■ Exercise objective: Your task is to output every record exactly as it is given.
+++ Exercise materials
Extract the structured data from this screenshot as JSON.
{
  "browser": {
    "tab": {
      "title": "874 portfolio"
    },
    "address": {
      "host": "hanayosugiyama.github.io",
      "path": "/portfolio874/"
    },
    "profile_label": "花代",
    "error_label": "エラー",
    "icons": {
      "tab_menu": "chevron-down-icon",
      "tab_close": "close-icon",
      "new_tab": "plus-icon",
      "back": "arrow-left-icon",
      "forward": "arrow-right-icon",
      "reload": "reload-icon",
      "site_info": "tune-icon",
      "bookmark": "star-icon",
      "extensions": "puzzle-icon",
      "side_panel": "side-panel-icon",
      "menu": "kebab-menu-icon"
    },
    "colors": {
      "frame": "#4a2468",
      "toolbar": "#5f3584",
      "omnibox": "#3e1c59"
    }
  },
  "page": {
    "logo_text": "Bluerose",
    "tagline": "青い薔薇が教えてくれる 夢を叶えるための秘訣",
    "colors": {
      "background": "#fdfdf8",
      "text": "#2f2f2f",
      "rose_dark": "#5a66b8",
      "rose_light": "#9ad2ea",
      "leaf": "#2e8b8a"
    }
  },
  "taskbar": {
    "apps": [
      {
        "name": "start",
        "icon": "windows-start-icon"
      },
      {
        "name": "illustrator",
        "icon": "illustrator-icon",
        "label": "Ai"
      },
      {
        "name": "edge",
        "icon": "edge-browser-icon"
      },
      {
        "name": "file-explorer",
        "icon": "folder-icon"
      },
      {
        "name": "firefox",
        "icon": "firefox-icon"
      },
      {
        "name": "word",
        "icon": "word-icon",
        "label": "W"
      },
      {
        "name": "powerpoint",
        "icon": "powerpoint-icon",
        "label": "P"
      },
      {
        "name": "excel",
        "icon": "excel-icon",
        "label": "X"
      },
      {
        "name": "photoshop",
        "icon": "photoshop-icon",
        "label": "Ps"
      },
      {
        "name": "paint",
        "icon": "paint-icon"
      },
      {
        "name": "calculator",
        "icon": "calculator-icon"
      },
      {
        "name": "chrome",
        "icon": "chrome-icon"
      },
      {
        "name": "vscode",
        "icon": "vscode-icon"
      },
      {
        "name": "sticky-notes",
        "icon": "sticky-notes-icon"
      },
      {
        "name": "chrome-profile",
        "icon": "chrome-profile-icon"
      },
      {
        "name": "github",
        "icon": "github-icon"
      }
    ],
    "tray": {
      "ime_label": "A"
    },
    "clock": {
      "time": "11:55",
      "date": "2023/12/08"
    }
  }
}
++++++
■ Result below:
Extract the structured data from this screenshot as JSON.
{
  "browser": {
    "tab": {
      "title": "874 portfolio"
    },
    "address": {
      "host": "hanayosugiyama.github.io",
      "path": "/portfolio874/"
    },
    "profile_label": "花代",
    "error_label": "エラー",
    "icons": {
      "tab_menu": "chevron-down-icon",
      "tab_close": "close-icon",
      "new_tab": "plus-icon",
      "back": "arrow-left-icon",
      "forward": "arrow-right-icon",
      "reload": "reload-icon",
      "site_info": "tune-icon",
      "bookmark": "star-icon",
      "extensions": "puzzle-icon",
      "side_panel": "side-panel-icon",
      "menu": "kebab-menu-icon"
    },
    "colors": {
      "frame": "#4a2468",
      "toolbar": "#5f3584",
      "omnibox": "#3e1c59"
    }
  },
  "page": {
    "logo_text": "Bluerose",
    "tagline": "青い薔薇が教えてくれる 夢を叶えるための秘訣",
    "colors": {
      "background": "#fdfdf8",
      "text": "#2f2f2f",
      "rose_dark": "#5a66b8",
      "rose_light": "#9ad2ea",
      "leaf": "#2e8b8a"
    }
  },
  "taskbar": {
    "apps": [
      {
        "name": "start",
        "icon": "windows-start-icon"
      },
      {
        "name": "illustrator",
        "icon": "illustrator-icon",
        "label": "Ai"
      },
      {
        "name": "edge",
        "icon": "edge-browser-icon"
      },
      {
        "name": "file-explorer",
        "icon": "folder-icon"
      },
      {
        "name": "firefox",
        "icon": "firefox-icon"
      },
      {
        "name": "word",
        "icon": "word-icon",
        "label": "W"
      },
      {
        "name": "powerpoint",
        "icon": "powerpoint-icon",
        "label": "P"
      },
      {
        "name": "excel",
        "icon": "excel-icon",
        "label": "X"
      },
      {
        "name": "photoshop",
        "icon": "photoshop-icon",
        "label": "Ps"
      },
      {
        "name": "paint",
        "icon": "paint-icon"
      },
      {
        "name": "calculator",
        "icon": "calculator-icon"
      },
      {
        "name": "chrome",
        "icon": "chrome-icon"
      },
      {
        "name": "vscode",
        "icon": "vscode-icon"
      },
      {
        "name": "sticky-notes",
        "icon": "sticky-notes-icon"
      },
      {
        "name": "chrome-profile",
        "icon": "chrome-profile-icon"
      },
      {
        "name": "github",
        "icon": "github-icon"
      }
    ],
    "tray": {
      "ime_label": "A"
    },
    "clock": {
      "time": "11:55",
      "date": "2023/12/08"
    }
  }
}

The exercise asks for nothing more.